The Socio Economic and Planning Centre, Department of Agriculture in its recent crop forecast released in February stated that the cultivation progress of paddy up to end January of this year is 777,260 hectares, which is 95 per cent achievement of target. They noted that 205,000 hectares, which is approximately 26 per cent of the cultivated paddy land, had been damaged due to the floods. Batticaloa before floods produced 6% of the total paddy requirement of the country.
The department also noted that the expected production loss due to flood damage is about 0.75 million metric tonnes, which is about 24.5 per cent and the revised production forecast for the season is 2.3 million metric tonnes. Agriculture authorities also point out that due to the floods 70, 000 acres in Batticaloa have been filled with sand and have to be scrapped off permanently.
The Department stated that the Maha Season production would be sufficient up to mid October this year. However the results of the Yala season will have a direct impact on how commodity prices will behave in the middle of the year.
The paddy lands affected by the floods were mainly reported from the major commercial paddy producing districts of the Eastern, North Central and Northern Provinces.
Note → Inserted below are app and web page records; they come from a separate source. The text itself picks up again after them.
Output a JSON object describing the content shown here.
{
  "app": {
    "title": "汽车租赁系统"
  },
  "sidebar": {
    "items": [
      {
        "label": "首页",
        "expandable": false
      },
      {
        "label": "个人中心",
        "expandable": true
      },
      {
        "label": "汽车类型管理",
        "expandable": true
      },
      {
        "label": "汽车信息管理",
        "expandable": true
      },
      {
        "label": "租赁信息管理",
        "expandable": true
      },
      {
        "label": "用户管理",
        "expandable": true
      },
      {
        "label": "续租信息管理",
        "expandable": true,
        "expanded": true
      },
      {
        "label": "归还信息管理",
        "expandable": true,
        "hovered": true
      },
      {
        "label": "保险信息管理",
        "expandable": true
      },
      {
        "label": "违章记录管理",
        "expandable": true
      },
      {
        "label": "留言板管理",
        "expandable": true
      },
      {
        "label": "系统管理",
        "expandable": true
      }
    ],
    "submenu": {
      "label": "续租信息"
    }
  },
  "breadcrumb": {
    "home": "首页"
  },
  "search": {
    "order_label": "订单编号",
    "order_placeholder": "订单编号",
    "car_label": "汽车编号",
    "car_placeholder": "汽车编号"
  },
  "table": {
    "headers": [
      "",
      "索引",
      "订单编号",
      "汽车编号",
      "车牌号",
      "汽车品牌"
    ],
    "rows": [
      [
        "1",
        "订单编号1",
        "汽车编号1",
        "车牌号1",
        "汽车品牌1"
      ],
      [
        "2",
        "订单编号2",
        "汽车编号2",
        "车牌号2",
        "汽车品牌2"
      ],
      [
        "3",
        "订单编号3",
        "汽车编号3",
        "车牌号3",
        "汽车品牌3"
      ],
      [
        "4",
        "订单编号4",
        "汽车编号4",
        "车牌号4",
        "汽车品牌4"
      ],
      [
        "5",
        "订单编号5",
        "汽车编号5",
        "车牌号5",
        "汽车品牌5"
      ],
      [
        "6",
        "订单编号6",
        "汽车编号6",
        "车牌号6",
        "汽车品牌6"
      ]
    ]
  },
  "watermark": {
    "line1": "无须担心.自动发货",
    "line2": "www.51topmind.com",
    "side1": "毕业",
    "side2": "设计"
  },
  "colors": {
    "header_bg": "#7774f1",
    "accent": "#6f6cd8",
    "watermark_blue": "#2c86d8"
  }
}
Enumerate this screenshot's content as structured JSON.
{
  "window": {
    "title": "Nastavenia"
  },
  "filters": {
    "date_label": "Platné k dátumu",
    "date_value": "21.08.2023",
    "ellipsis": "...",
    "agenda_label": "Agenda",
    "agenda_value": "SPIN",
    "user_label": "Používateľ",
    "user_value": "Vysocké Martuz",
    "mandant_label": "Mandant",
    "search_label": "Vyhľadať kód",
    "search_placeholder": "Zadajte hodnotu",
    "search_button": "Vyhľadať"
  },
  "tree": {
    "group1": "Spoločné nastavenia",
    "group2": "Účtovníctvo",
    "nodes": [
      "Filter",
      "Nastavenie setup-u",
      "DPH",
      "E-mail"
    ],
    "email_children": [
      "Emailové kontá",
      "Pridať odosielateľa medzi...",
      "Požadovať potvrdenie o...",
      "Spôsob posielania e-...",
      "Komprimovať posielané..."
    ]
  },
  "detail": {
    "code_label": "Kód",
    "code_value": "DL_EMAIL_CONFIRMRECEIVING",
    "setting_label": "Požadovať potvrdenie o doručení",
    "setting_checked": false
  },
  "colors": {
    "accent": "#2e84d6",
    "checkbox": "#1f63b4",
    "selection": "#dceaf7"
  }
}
The highest crop damage was reported from Batticaloa, which recorded 58,100 hectares or 97% from the sown extent of paddy.
The other major flood affected Districts include Trincomalee, Kilinochchi, Ampara, Vavuniya, Anuradhapura and Mahaweli system B. However, the targets with regard to paddy have exceeded in the Districts of Galle, Kurunegala, Anuradhapura and other Mahaweli systems. This means that the government is hoping this will counterbalance any adverse effects by floods.
The Central Bank agrees that inflation has been caused by supply shocks that they did not predict. Nonetheless they are confident that the rate will remain in single digit. Yet several micro loan schemes have been initiated with the blessings of the Central Bank and implemented through the People’s Bank and Bank of Ceylon to alleviate poverty in those areas. Therefore it stands to reason that one of the most effective ways to prevent thousands of farmers being trapped in debt would be to assist them by rescheduling their loan payment agreements.
Agriculture authorities in those areas also insist that help for the Yala season would increase productivity and reverse at least to a certain extent the existing inflation within the country. This would not only ease their mind but it would also be a fitting tribute to a community that has worked extremely hard to supply the rest of the country with their staple food.